President Joe Biden is committed to his campaign promise to appoint a Black woman to the United States Supreme Court as a replacement for Justice Stephen G. Breyer, who is retiring at the end of the current term session in June. Biden will be charged with selecting a nominee worthy of Justice Breyer’s legacy of excellence and decency. Biden has said that he plans to announce his decision by the end of February. “Once I select a nominee, I will ask the Senate to move promptly on my choice,” he said

Breyer is 83 years old, and the oldest member of the Court. He is also one of three remaining liberal justices. Breyer’s plan to retire will allow Biden to appoint a successor and maintain the current 6-3 split between conservative and liberal justices in the upcoming midterm elections. Democrats are trying to avoid a situation similar to that following the death of Justice Ruth Bader Ginsburg. After Ginsburg’s passing, former Pres. Donald Trump appointed Amy Coney Barrett, leaving the court with a conservative majority.

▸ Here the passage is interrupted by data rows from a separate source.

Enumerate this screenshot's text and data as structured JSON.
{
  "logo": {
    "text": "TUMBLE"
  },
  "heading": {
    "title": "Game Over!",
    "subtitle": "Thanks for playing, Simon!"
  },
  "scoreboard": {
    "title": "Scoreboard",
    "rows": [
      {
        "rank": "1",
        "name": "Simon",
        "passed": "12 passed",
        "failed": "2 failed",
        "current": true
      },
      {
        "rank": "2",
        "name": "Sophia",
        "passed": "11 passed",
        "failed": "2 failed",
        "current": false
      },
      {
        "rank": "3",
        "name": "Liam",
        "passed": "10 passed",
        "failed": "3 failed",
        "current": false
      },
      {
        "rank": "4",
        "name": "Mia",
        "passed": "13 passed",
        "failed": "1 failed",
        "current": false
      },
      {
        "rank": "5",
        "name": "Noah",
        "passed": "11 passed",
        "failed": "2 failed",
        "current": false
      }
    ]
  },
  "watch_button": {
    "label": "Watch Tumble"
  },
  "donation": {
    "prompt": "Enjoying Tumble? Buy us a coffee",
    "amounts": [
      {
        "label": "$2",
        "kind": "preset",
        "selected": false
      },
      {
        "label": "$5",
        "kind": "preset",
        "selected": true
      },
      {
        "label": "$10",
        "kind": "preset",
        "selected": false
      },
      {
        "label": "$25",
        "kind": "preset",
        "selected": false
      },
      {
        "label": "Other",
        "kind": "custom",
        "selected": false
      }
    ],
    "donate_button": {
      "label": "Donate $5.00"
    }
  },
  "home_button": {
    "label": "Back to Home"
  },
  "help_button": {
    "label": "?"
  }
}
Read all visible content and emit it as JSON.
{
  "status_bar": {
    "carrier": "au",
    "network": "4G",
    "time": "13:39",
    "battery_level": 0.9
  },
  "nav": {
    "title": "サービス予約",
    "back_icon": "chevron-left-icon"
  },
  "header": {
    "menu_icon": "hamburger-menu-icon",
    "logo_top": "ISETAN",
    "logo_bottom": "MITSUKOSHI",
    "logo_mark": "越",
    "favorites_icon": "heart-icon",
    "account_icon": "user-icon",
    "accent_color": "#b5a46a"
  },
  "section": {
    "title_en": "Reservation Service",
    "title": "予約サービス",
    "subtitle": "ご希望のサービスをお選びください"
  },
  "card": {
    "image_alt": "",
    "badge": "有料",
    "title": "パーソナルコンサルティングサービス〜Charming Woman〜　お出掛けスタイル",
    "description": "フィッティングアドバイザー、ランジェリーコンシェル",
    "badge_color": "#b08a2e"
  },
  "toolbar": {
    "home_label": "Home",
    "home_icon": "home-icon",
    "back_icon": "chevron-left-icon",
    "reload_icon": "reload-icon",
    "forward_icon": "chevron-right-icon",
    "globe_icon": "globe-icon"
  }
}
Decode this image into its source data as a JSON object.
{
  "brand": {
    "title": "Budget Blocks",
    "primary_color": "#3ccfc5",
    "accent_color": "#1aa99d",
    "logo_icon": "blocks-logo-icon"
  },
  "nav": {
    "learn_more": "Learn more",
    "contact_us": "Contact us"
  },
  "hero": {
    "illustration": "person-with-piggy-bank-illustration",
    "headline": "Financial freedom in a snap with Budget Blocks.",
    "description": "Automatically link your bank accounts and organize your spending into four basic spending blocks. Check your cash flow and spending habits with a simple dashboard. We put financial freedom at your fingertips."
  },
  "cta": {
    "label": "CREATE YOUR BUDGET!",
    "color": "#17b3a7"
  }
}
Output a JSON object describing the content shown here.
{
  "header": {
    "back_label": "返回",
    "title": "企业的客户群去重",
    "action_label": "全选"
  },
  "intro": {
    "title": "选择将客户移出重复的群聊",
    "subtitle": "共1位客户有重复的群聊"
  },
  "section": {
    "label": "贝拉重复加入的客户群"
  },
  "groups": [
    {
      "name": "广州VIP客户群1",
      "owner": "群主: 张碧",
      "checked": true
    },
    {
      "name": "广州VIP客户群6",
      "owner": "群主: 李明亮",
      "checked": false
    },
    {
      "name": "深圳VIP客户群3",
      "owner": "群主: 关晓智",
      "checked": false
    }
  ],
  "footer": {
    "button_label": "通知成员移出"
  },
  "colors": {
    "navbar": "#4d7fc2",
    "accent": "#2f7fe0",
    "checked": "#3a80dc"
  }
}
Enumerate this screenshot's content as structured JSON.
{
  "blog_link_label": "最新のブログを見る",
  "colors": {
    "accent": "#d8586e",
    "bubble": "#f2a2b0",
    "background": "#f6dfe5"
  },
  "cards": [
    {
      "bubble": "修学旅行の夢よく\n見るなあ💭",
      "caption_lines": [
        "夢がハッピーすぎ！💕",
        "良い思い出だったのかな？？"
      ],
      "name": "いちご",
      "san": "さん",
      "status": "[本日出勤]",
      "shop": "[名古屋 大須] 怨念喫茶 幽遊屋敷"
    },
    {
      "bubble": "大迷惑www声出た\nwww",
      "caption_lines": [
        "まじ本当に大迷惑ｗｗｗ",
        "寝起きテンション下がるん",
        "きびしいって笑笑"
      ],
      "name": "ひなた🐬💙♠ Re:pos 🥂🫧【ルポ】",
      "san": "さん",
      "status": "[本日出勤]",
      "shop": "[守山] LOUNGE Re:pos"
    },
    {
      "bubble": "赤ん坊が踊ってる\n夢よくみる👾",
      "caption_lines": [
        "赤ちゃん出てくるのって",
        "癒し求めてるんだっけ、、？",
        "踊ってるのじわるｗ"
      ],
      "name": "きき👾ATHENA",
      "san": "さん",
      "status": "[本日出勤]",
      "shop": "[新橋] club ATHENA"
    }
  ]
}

At this point in time, there is a lot at stake for the democratic party. Senator Gary Peters (D-MI) said in a written statement that “Protecting Roe v. Wade, coverage for pre-existing conditions, workers’ rights and so many other issues central to the lives of every American are all on the line.”

“The person I will nominate will be someone of extraordinary qualifications, character, experience and integrity. And that person will be the first Black woman ever nominated to the United States Supreme Court,” said Biden. He also said that this kind of appointment is “long overdue.”

There have been 115 Supreme Court Justices, and 108 of them have been white men. This means that the remaining have either been a person of color, a woman or both. A Black woman, however, has never served on the court.

Senator Patty Murray (D-WA) said, “The court should reflect the diversity of our country, and it is unacceptable that we have never in our nation’s history had a Black woman sit on the Supreme Court of the United States—I want to change that.”

There have only been two African American men that served on the court: Justices Thurgood Marshall and Clarence Thomas, and one woman of color: Justice Sonia Sotomayor, who is Hispanic.

There is a large pool of eminently qualified Black female jurists, attorneys and legal scholars that could be potential justices, although this hasn’t always been the case. Throughout history, Black women were unable to access the necessary education to enter the legal profession. There are now a substantial number of Black women that are experienced attorneys and scholars.

Possible candidates include U.S. Circuit Judge Ketanji Brown Jackson of the Court of Appeals for the District of Columbia and Leondra Kruger, a justice on California’s Supreme Court. Jackson is 51 years old, while Kruger is 45 years old. Being that both women are young, they have the possibility to serve on the court for decades in the future.